- _Records provided_
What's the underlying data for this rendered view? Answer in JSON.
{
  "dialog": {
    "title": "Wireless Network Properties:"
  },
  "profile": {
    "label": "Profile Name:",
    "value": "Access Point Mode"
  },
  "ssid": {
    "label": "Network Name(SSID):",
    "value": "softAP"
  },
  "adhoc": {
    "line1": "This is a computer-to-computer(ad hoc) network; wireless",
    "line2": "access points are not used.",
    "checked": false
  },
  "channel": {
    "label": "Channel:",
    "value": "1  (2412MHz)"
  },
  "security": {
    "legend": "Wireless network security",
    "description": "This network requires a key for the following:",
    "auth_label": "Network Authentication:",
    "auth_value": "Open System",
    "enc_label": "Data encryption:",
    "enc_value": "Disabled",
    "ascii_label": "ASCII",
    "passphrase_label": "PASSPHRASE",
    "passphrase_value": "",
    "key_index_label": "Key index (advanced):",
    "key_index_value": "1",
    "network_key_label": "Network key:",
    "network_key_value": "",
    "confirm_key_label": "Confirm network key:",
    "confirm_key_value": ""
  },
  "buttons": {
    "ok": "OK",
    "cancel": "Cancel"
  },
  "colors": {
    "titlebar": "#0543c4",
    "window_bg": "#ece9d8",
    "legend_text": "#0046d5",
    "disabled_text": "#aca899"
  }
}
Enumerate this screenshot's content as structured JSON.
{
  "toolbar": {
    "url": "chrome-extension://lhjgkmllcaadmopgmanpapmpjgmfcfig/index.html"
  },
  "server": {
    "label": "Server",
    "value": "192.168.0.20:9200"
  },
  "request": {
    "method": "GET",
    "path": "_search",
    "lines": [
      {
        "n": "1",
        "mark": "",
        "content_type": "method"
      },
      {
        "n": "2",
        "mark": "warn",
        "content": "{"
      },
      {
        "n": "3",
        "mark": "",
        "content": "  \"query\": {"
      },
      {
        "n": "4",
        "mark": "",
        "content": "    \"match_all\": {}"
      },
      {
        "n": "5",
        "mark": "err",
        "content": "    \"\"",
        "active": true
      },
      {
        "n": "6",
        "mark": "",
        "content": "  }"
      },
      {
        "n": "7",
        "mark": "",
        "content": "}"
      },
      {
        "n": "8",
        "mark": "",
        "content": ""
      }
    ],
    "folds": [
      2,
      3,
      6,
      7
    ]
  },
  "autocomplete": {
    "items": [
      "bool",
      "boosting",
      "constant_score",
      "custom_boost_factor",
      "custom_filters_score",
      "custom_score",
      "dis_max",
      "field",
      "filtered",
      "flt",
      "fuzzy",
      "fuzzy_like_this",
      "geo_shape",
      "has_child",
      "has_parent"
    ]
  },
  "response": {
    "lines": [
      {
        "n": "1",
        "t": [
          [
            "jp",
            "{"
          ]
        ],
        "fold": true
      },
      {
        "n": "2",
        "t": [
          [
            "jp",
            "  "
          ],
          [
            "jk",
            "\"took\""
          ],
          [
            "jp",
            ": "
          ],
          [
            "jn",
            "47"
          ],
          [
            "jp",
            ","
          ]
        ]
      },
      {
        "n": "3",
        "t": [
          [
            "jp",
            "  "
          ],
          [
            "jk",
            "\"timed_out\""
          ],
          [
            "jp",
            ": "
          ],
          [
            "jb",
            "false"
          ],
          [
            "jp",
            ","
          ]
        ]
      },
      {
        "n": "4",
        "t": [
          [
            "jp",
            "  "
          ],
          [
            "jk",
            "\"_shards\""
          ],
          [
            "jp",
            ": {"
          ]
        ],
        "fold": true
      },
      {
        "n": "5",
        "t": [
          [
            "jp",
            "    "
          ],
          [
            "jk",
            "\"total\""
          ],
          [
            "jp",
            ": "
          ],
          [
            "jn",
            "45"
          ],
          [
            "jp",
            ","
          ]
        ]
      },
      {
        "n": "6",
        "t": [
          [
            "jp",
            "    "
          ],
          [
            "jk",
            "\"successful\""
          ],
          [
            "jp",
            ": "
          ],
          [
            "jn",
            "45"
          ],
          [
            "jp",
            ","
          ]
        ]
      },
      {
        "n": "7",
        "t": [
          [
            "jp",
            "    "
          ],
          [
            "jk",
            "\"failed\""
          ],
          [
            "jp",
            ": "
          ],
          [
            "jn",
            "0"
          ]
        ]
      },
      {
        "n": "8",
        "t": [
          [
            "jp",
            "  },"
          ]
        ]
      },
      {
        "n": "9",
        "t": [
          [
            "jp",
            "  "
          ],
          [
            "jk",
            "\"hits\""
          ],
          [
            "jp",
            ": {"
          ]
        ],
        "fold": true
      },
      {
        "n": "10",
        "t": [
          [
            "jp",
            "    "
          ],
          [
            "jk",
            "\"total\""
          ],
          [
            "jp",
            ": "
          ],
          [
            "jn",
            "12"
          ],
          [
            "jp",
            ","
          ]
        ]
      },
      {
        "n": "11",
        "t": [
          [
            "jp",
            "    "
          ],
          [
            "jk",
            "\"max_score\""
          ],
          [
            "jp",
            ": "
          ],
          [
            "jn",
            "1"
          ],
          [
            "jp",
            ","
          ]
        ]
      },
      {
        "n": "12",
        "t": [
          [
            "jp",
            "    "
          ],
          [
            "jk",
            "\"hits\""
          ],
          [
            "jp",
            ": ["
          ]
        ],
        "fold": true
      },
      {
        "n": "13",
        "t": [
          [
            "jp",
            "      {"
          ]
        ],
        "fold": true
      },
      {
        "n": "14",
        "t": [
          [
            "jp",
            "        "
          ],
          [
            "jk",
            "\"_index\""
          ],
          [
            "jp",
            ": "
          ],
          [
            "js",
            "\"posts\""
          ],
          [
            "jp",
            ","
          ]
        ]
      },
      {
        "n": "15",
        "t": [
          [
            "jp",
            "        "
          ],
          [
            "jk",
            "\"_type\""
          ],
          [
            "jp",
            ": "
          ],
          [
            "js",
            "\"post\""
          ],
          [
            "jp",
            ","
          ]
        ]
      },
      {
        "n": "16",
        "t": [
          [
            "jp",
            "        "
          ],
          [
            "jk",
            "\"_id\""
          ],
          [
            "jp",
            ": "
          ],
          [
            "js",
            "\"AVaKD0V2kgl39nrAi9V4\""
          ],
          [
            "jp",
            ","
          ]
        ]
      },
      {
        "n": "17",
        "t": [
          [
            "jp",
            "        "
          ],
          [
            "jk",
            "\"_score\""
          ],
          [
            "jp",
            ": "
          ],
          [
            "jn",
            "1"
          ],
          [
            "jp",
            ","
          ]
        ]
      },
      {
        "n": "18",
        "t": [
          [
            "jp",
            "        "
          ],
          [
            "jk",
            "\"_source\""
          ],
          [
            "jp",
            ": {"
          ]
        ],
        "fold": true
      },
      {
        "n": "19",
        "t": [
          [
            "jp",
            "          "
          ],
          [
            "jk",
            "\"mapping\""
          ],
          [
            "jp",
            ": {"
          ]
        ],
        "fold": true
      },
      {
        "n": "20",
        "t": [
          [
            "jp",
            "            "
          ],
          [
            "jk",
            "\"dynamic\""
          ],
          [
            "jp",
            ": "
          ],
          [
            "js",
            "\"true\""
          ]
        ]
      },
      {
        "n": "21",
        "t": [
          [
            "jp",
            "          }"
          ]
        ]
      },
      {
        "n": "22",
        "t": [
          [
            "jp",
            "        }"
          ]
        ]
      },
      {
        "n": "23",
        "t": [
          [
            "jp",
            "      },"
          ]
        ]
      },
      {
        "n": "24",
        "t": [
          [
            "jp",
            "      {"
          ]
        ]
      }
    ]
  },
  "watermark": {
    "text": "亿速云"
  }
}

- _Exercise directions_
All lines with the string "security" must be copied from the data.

- _Exercise answer_
  "security": {
    "legend": "Wireless network security",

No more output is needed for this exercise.